It’s a commonly made claim: science depends on making metaphysical assumptions. Here the claim is being made by Kevin Mitchell, a neuroscientist and author of the book Innate: How the Wiring of Our Brains Shapes Who We Are (which I recommend).
Dawkins’s writing style does seem to divide opinion, though personally I liked the piece and consider Dawkins to be more astute on the nature of science than he is given credit for. Mitchell’s central criticism is that Dawkins fails to recognise that science must rest on metaphysics:
This is a “foundational” view of science, supposing that we build knowledge from the bottom up, and that the foundation consists of axioms of logic, mathematics and metaphysics. This idea runs into a huge problem: how do we validate metaphysics? Everyone has given up on the quest for a priori truths. And if we can’t validate metaphysics, then how can we argue that science arrives at truth if it rests on unwarranted assumptions?
I regard the foundational view of epistemology as wrong. Instead, we should adopt the view that philosophers of science call the Quinean Web view, also described, prior to Quine, by the analogy of Neurath’s raft.
This says that science arrives at a model of the world that consists of an intertwined web of ideas. We validate and improve the web by comparing the resulting world model to reality. But none of the individual ideas is “foundational” in the sense that it is axiomatic and not open to testing or challenge. Any and all ideas within the web can be assessed, and either accepted or rejected, by evaluating how well they help the overall web to model reality.
Crucially, this testing and verification extends to all parts of the web, to the logic, the mathematics, and to any “metaphysical assumptions” that you consider science to be making.
In Neurath’s raft analogy, any part of the raft can be replaced while standing on the other parts of the raft. Of course one cannot replace everything simultaneously (you’d have nowhere to stand) but one can assess what each and every part contributes to the ensemble by swapping it in and out.
We know that science arrives at sufficiently-true models of reality because it works. That is, if we use science to engineer a bridge across a gorge, then we can indeed drive a truck across it. And when aerospace engineers use science to design and build aircraft, the aircraft do fly. When we use science to design iPhones, the iPhones work. When we use science to predict eclipses, the predictions come true. When scientists develop vaccines, the vaccines work and greatly reduce disease.
The aeroplane would only fly, the bridge would only hold, if we had a sufficiently good understanding of aerodynamics, and of the nature of forces, and of the stresses and strains on materials — and a vast number of other ideas within science and engineering (where “engineering” is the application of science to real-world problems). Everyone accepts that engineering is validated and verified by the end-product working as designed.
But, just as much, the fact that the aeroplane flies also validates the mathematics used to make the calculations, and the logic underpinning all the reasoning used throughout.
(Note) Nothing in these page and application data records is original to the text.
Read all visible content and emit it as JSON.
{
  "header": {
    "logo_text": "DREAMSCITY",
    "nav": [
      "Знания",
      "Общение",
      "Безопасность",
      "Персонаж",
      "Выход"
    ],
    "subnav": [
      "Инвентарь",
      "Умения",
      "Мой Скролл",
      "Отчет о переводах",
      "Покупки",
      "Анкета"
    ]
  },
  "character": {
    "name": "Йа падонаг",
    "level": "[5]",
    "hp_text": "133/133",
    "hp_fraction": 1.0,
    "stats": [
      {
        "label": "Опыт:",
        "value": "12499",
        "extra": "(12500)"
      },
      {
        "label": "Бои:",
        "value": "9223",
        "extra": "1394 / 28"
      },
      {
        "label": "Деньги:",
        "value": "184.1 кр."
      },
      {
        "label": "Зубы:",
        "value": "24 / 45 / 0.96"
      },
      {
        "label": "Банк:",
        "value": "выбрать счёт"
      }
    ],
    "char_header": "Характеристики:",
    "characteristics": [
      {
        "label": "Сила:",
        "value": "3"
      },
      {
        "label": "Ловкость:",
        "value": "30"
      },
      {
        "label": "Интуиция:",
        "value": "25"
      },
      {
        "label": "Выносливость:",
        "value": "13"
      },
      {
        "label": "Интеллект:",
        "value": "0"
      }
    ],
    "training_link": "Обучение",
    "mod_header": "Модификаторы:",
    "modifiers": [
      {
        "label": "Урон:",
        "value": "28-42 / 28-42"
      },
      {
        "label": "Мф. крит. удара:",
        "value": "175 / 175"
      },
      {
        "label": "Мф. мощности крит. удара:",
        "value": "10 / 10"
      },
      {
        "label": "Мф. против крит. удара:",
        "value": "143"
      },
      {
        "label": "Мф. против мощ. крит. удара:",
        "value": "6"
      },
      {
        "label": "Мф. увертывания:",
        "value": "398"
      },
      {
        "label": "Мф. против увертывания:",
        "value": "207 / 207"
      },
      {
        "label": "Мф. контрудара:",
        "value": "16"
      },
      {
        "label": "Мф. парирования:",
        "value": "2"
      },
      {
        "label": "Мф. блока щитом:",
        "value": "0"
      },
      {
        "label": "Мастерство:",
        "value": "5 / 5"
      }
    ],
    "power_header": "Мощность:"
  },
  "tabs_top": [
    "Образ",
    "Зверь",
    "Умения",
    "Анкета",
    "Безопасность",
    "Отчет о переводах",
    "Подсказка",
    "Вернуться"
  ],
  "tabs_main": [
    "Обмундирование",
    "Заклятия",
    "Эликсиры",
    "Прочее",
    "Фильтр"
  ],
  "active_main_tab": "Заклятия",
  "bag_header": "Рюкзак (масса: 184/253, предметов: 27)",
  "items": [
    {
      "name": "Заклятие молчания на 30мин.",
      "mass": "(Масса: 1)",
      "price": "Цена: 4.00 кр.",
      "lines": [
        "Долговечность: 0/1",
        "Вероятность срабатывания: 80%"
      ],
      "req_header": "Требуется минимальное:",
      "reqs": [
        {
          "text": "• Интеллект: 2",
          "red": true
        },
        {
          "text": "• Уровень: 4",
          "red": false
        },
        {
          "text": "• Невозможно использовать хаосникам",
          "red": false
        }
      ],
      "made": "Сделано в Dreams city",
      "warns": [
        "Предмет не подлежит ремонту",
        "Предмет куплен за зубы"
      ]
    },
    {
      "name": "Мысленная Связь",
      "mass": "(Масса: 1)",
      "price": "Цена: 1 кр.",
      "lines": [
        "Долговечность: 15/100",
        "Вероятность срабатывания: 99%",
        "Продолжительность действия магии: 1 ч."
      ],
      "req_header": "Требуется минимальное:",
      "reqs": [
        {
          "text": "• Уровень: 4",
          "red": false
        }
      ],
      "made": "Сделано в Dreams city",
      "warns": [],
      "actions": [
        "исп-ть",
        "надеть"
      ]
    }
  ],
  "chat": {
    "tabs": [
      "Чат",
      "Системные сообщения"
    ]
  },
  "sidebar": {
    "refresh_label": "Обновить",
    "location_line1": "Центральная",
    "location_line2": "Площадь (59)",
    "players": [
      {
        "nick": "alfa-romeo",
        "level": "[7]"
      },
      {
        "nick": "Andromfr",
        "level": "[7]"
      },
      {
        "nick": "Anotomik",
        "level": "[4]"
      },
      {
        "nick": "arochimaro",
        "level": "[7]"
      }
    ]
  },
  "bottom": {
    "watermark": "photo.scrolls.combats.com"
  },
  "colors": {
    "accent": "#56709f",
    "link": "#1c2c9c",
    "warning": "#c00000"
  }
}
If “2 + 2 = 4” or modus ponens were not true (meaning, were not good models of how the world actually is) then the science and engineering that employ such tools would fail.
And the same applies to any “metaphysical assumptions”. Either: (1) such metaphysical assumptions make no difference to the predicted times of eclipses, or to the load bearing of the bridge, or to the function of iPhones, or the calculations of quantum mechanics — in which case science does therefore not depend on assuming them, or: (2) such metaphysical assumptions do make a real-world difference to the verifiable predictions of science — in which case these “assumptions” are tested and verified along with the other ideas in the overall web whenever we test scientific models against reality.
And that latter would mean that the “metaphysical assumptions” are not metaphysical at all, they are themselves scientific ideas that model reality, and are just as testable as all the other parts of scientific models.
The Quinean web understanding of science tells us that there is no good reason to make any fundamental epistemological distinction between the “scientific” ideas within the web and the “mathematical”, “logical”, and “philosophical” ideas. Such labels might be useful for different areas of knowlege (in the same way that labels such as “biology” and “chemistry” are useful), but there is not a big epistemological divide between them.
At this point, someone might be tempted to respond: but doesn’t this analysis all depend on the Quinean-web view of science being true, and surely that’s a philosophical claim, so how do you verify that?
But, again, ideas about the nature of science and how science works — along with any other relevant issue of philosophy — is just another set of ideas that is intertwined with the rest of the web of ideas with which science models the world. And the Quinean-web view is verified in the same way as any other scientific idea: it amounts to the best explanation that we have.
This is not a foundational view of epistemology, it’s a boot-strapping account of epistemology, and it’s the only one that properly explains why science is so successful in modelling the world.
If you really think that: (1) science rests on metaphysical assumptions; and that (2) these assumptions cannot be verified and so are likely wrong; and that (3) if they are wrong, then scientific ideas will not be true, then what’s your explanation for the fact that astronomers’ predictions of eclipse times do come true, that bridges carry traffic, and that iPhones work?